### Directions for this task
Every line of the data is to be output verbatim.

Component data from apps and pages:
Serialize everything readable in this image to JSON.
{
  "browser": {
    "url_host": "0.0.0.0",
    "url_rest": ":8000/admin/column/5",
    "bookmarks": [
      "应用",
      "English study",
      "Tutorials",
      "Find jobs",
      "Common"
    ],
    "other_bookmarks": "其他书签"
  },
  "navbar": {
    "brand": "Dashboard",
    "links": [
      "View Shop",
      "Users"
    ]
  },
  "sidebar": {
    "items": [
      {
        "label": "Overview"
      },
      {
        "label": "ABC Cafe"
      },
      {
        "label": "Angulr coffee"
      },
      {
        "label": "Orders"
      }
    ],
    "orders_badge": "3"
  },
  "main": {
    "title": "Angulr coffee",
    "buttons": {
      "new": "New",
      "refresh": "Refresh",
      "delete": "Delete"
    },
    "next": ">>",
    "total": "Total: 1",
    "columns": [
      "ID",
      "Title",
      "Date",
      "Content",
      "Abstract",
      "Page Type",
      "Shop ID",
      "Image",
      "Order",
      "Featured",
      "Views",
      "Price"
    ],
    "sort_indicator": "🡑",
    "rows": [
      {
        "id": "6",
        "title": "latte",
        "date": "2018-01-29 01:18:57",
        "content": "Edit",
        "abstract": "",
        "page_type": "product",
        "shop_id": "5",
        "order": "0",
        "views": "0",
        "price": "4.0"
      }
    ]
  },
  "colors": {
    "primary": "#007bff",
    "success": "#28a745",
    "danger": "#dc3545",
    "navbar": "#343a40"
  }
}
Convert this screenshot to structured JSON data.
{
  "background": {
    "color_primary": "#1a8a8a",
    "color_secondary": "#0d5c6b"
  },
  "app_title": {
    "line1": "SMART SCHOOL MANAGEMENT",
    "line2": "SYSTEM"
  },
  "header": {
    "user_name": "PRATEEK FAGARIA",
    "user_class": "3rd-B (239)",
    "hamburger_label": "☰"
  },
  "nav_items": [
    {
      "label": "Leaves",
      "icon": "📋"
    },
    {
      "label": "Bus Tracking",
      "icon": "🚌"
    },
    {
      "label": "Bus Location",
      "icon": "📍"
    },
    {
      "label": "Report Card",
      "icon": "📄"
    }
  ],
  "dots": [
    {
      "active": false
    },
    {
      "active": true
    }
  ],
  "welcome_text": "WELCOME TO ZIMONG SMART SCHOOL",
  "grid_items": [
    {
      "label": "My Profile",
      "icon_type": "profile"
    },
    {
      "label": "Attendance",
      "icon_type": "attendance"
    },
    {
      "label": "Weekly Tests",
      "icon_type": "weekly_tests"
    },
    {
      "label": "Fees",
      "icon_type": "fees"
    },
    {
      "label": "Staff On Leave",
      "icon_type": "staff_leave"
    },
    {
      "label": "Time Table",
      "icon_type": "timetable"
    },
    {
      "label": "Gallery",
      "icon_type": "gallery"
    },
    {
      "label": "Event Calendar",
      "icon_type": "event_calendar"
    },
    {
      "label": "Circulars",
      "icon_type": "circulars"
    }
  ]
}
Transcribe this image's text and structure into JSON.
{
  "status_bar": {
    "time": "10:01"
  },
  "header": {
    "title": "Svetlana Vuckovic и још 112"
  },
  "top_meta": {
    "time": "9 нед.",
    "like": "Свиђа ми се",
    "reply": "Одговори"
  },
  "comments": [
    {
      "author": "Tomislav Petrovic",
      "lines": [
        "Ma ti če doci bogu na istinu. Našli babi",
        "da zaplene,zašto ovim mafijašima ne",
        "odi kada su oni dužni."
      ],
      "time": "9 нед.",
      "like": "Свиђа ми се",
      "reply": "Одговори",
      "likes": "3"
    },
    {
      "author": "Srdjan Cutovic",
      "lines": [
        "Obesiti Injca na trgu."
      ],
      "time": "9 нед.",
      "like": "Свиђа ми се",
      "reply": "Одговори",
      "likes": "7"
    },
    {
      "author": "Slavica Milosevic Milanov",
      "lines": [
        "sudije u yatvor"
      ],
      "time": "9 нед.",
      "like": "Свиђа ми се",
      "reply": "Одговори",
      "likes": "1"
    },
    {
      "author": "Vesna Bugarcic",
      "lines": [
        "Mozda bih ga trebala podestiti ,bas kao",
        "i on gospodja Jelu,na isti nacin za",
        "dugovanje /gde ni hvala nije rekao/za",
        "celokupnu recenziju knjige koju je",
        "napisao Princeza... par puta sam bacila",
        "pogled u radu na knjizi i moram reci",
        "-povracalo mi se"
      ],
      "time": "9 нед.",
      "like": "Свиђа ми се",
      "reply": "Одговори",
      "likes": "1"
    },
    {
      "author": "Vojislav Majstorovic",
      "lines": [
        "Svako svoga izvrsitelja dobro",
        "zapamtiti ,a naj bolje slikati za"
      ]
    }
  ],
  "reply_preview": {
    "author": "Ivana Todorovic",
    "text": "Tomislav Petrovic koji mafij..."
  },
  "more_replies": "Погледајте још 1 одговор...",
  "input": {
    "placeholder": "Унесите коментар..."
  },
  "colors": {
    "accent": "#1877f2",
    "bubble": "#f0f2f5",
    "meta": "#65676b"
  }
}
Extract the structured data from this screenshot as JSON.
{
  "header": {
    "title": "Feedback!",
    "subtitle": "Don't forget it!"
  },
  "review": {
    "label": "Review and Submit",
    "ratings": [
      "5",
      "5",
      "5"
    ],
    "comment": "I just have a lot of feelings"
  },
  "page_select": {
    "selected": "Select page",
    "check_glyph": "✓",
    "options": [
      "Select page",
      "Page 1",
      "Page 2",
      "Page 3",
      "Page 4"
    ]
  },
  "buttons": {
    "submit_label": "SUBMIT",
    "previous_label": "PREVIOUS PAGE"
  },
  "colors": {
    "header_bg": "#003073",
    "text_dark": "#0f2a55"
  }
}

### Response box
Serialize everything readable in this image to JSON.
{
  "browser": {
    "url_host": "0.0.0.0",
    "url_rest": ":8000/admin/column/5",
    "bookmarks": [
      "应用",
      "English study",
      "Tutorials",
      "Find jobs",
      "Common"
    ],
    "other_bookmarks": "其他书签"
  },
  "navbar": {
    "brand": "Dashboard",
    "links": [
      "View Shop",
      "Users"
    ]
  },
  "sidebar": {
    "items": [
      {
        "label": "Overview"
      },
      {
        "label": "ABC Cafe"
      },
      {
        "label": "Angulr coffee"
      },
      {
        "label": "Orders"
      }
    ],
    "orders_badge": "3"
  },
  "main": {
    "title": "Angulr coffee",
    "buttons": {
      "new": "New",
      "refresh": "Refresh",
      "delete": "Delete"
    },
    "next": ">>",
    "total": "Total: 1",
    "columns": [
      "ID",
      "Title",
      "Date",
      "Content",
      "Abstract",
      "Page Type",
      "Shop ID",
      "Image",
      "Order",
      "Featured",
      "Views",
      "Price"
    ],
    "sort_indicator": "🡑",
    "rows": [
      {
        "id": "6",
        "title": "latte",
        "date": "2018-01-29 01:18:57",
        "content": "Edit",
        "abstract": "",
        "page_type": "product",
        "shop_id": "5",
        "order": "0",
        "views": "0",
        "price": "4.0"
      }
    ]
  },
  "colors": {
    "primary": "#007bff",
    "success": "#28a745",
    "danger": "#dc3545",
    "navbar": "#343a40"
  }
}
Convert this screenshot to structured JSON data.
{
  "background": {
    "color_primary": "#1a8a8a",
    "color_secondary": "#0d5c6b"
  },
  "app_title": {
    "line1": "SMART SCHOOL MANAGEMENT",
    "line2": "SYSTEM"
  },
  "header": {
    "user_name": "PRATEEK FAGARIA",
    "user_class": "3rd-B (239)",
    "hamburger_label": "☰"
  },
  "nav_items": [
    {
      "label": "Leaves",
      "icon": "📋"
    },
    {
      "label": "Bus Tracking",
      "icon": "🚌"
    },
    {
      "label": "Bus Location",
      "icon": "📍"
    },
    {
      "label": "Report Card",
      "icon": "📄"
    }
  ],
  "dots": [
    {
      "active": false
    },
    {
      "active": true
    }
  ],
  "welcome_text": "WELCOME TO ZIMONG SMART SCHOOL",
  "grid_items": [
    {
      "label": "My Profile",
      "icon_type": "profile"
    },
    {
      "label": "Attendance",
      "icon_type": "attendance"
    },
    {
      "label": "Weekly Tests",
      "icon_type": "weekly_tests"
    },
    {
      "label": "Fees",
      "icon_type": "fees"
    },
    {
      "label": "Staff On Leave",
      "icon_type": "staff_leave"
    },
    {
      "label": "Time Table",
      "icon_type": "timetable"
    },
    {
      "label": "Gallery",
      "icon_type": "gallery"
    },
    {
      "label": "Event Calendar",
      "icon_type": "event_calendar"
    },
    {
      "label": "Circulars",
      "icon_type": "circulars"
    }
  ]
}
Transcribe this image's text and structure into JSON.
{
  "status_bar": {
    "time": "10:01"
  },
  "header": {
    "title": "Svetlana Vuckovic и још 112"
  },
  "top_meta": {
    "time": "9 нед.",
    "like": "Свиђа ми се",
    "reply": "Одговори"
  },
  "comments": [
    {
      "author": "Tomislav Petrovic",
      "lines": [
        "Ma ti če doci bogu na istinu. Našli babi",
        "da zaplene,zašto ovim mafijašima ne",
        "odi kada su oni dužni."
      ],
      "time": "9 нед.",
      "like": "Свиђа ми се",
      "reply": "Одговори",
      "likes": "3"
    },
    {
      "author": "Srdjan Cutovic",
      "lines": [
        "Obesiti Injca na trgu."
      ],
      "time": "9 нед.",
      "like": "Свиђа ми се",
      "reply": "Одговори",
      "likes": "7"
    },
    {
      "author": "Slavica Milosevic Milanov",
      "lines": [
        "sudije u yatvor"
      ],
      "time": "9 нед.",
      "like": "Свиђа ми се",
      "reply": "Одговори",
      "likes": "1"
    },
    {
      "author": "Vesna Bugarcic",
      "lines": [
        "Mozda bih ga trebala podestiti ,bas kao",
        "i on gospodja Jelu,na isti nacin za",
        "dugovanje /gde ni hvala nije rekao/za",
        "celokupnu recenziju knjige koju je",
        "napisao Princeza... par puta sam bacila",
        "pogled u radu na knjizi i moram reci",
        "-povracalo mi se"
      ],
      "time": "9 нед.",
      "like": "Свиђа ми се",
      "reply": "Одговори",
      "likes": "1"
    },
    {
      "author": "Vojislav Majstorovic",
      "lines": [
        "Svako svoga izvrsitelja dobro",
        "zapamtiti ,a naj bolje slikati za"
      ]
    }
  ],
  "reply_preview": {
    "author": "Ivana Todorovic",
    "text": "Tomislav Petrovic koji mafij..."
  },
  "more_replies": "Погледајте још 1 одговор...",
  "input": {
    "placeholder": "Унесите коментар..."
  },
  "colors": {
    "accent": "#1877f2",
    "bubble": "#f0f2f5",
    "meta": "#65676b"
  }
}
Extract the structured data from this screenshot as JSON.
{
  "header": {
    "title": "Feedback!",
    "subtitle": "Don't forget it!"
  },
  "review": {
    "label": "Review and Submit",
    "ratings": [
      "5",
      "5",
      "5"
    ],
    "comment": "I just have a lot of feelings"
  },
  "page_select": {
    "selected": "Select page",
    "check_glyph": "✓",
    "options": [
      "Select page",
      "Page 1",
      "Page 2",
      "Page 3",
      "Page 4"
    ]
  },
  "buttons": {
    "submit_label": "SUBMIT",
    "previous_label": "PREVIOUS PAGE"
  },
  "colors": {
    "header_bg": "#003073",
    "text_dark": "#0f2a55"
  }
}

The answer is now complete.